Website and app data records
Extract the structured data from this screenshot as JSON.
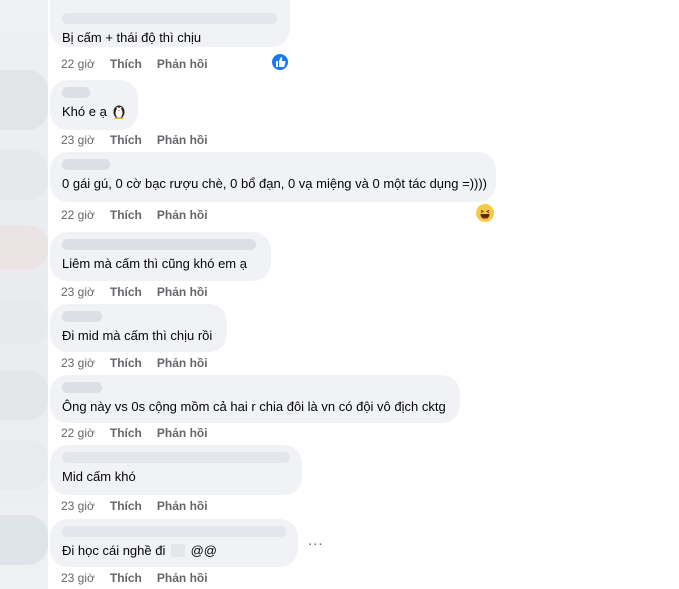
{
  "comments": [
    {
      "text": "Bị cấm + thái độ thì chịu",
      "time": "22 giờ",
      "like": "Thích",
      "reply": "Phản hồi"
    },
    {
      "text": "Khó e ạ",
      "time": "23 giờ",
      "like": "Thích",
      "reply": "Phản hồi"
    },
    {
      "text": "0 gái gú, 0 cờ bạc rượu chè, 0 bổ đạn, 0 vạ miệng và 0 một tác dụng =))))",
      "time": "22 giờ",
      "like": "Thích",
      "reply": "Phản hồi"
    },
    {
      "text": "Liêm mà cấm thì cũng khó em ạ",
      "time": "23 giờ",
      "like": "Thích",
      "reply": "Phản hồi"
    },
    {
      "text": "Đi mid mà cấm thì chịu rồi",
      "time": "23 giờ",
      "like": "Thích",
      "reply": "Phản hồi"
    },
    {
      "text": "Ông này vs 0s cộng mồm cả hai r chia đôi là vn có đội vô địch cktg",
      "time": "22 giờ",
      "like": "Thích",
      "reply": "Phản hồi"
    },
    {
      "text": "Mid cấm khó",
      "time": "23 giờ",
      "like": "Thích",
      "reply": "Phản hồi"
    },
    {
      "text_before": "Đi học cái nghề đi",
      "text_after": "@@",
      "time": "23 giờ",
      "like": "Thích",
      "reply": "Phản hồi"
    }
  ],
  "more_label": "...",
  "icons": {
    "like_reaction": "like-reaction-icon",
    "haha_reaction": "haha-reaction-icon",
    "penguin": "penguin-emoji-icon"
  }
}
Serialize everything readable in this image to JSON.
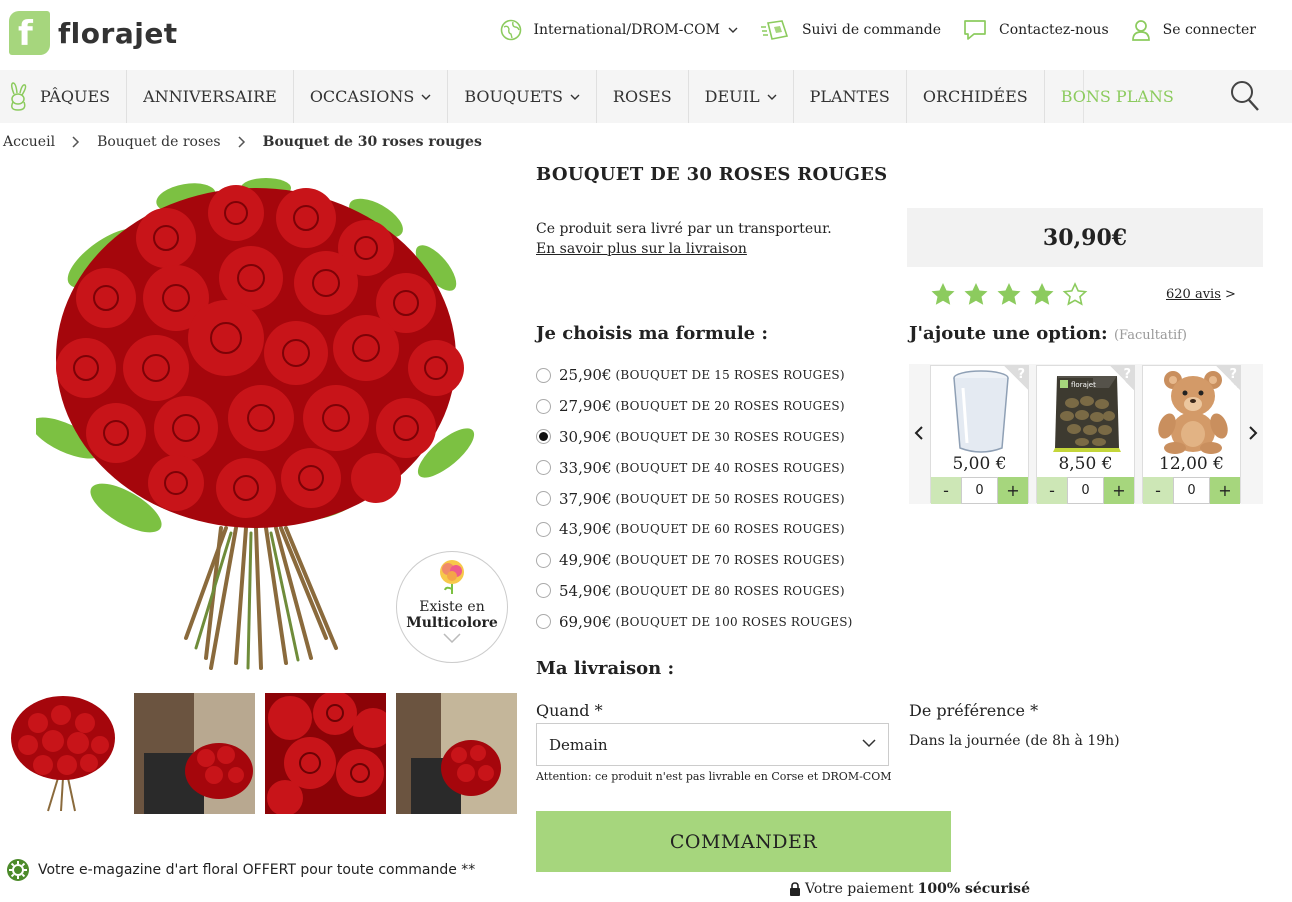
{
  "brand": {
    "name": "florajet",
    "mark": "f",
    "accent": "#a6d67d"
  },
  "topbar": {
    "international": "International/DROM-COM",
    "suivi": "Suivi de commande",
    "contact": "Contactez-nous",
    "login": "Se connecter"
  },
  "nav": {
    "items": [
      "PÂQUES",
      "ANNIVERSAIRE",
      "OCCASIONS",
      "BOUQUETS",
      "ROSES",
      "DEUIL",
      "PLANTES",
      "ORCHIDÉES",
      "BONS PLANS"
    ]
  },
  "breadcrumb": [
    "Accueil",
    "Bouquet de roses",
    "Bouquet de 30 roses rouges"
  ],
  "product": {
    "title": "BOUQUET DE 30 ROSES ROUGES",
    "delivery_text": "Ce produit sera livré par un transporteur.",
    "delivery_link": "En savoir plus sur la livraison",
    "price": "30,90€",
    "rating": 4,
    "rating_max": 5,
    "reviews": "620 avis",
    "reviews_arrow": ">",
    "badge_line1": "Existe en",
    "badge_line2": "Multicolore"
  },
  "formule": {
    "heading": "Je choisis ma formule :",
    "selected_index": 2,
    "options": [
      {
        "price": "25,90€",
        "desc": "(BOUQUET DE 15 ROSES ROUGES)"
      },
      {
        "price": "27,90€",
        "desc": "(BOUQUET DE 20 ROSES ROUGES)"
      },
      {
        "price": "30,90€",
        "desc": "(BOUQUET DE 30 ROSES ROUGES)"
      },
      {
        "price": "33,90€",
        "desc": "(BOUQUET DE 40 ROSES ROUGES)"
      },
      {
        "price": "37,90€",
        "desc": "(BOUQUET DE 50 ROSES ROUGES)"
      },
      {
        "price": "43,90€",
        "desc": "(BOUQUET DE 60 ROSES ROUGES)"
      },
      {
        "price": "49,90€",
        "desc": "(BOUQUET DE 70 ROSES ROUGES)"
      },
      {
        "price": "54,90€",
        "desc": "(BOUQUET DE 80 ROSES ROUGES)"
      },
      {
        "price": "69,90€",
        "desc": "(BOUQUET DE 100 ROSES ROUGES)"
      }
    ]
  },
  "options": {
    "heading": "J'ajoute une option:",
    "optional": "(Facultatif)",
    "help": "?",
    "minus": "-",
    "plus": "+",
    "items": [
      {
        "name": "vase",
        "price": "5,00 €",
        "qty": "0"
      },
      {
        "name": "chocolats",
        "price": "8,50 €",
        "qty": "0",
        "box_label": "florajet"
      },
      {
        "name": "ourson",
        "price": "12,00 €",
        "qty": "0"
      }
    ]
  },
  "livraison": {
    "heading": "Ma livraison :",
    "quand_label": "Quand *",
    "quand_value": "Demain",
    "attention": "Attention: ce produit n'est pas livrable en Corse et DROM-COM",
    "pref_label": "De préférence *",
    "pref_value": "Dans la journée (de 8h à 19h)"
  },
  "cta": {
    "order": "COMMANDER",
    "secure_prefix": "Votre paiement",
    "secure_bold": "100% sécurisé"
  },
  "magazine": "Votre e-magazine d'art floral OFFERT pour toute commande **"
}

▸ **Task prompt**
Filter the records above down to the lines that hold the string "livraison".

▸ **Response area**
    "delivery_link": "En savoir plus sur la livraison",
  "livraison": {
    "heading": "Ma livraison :",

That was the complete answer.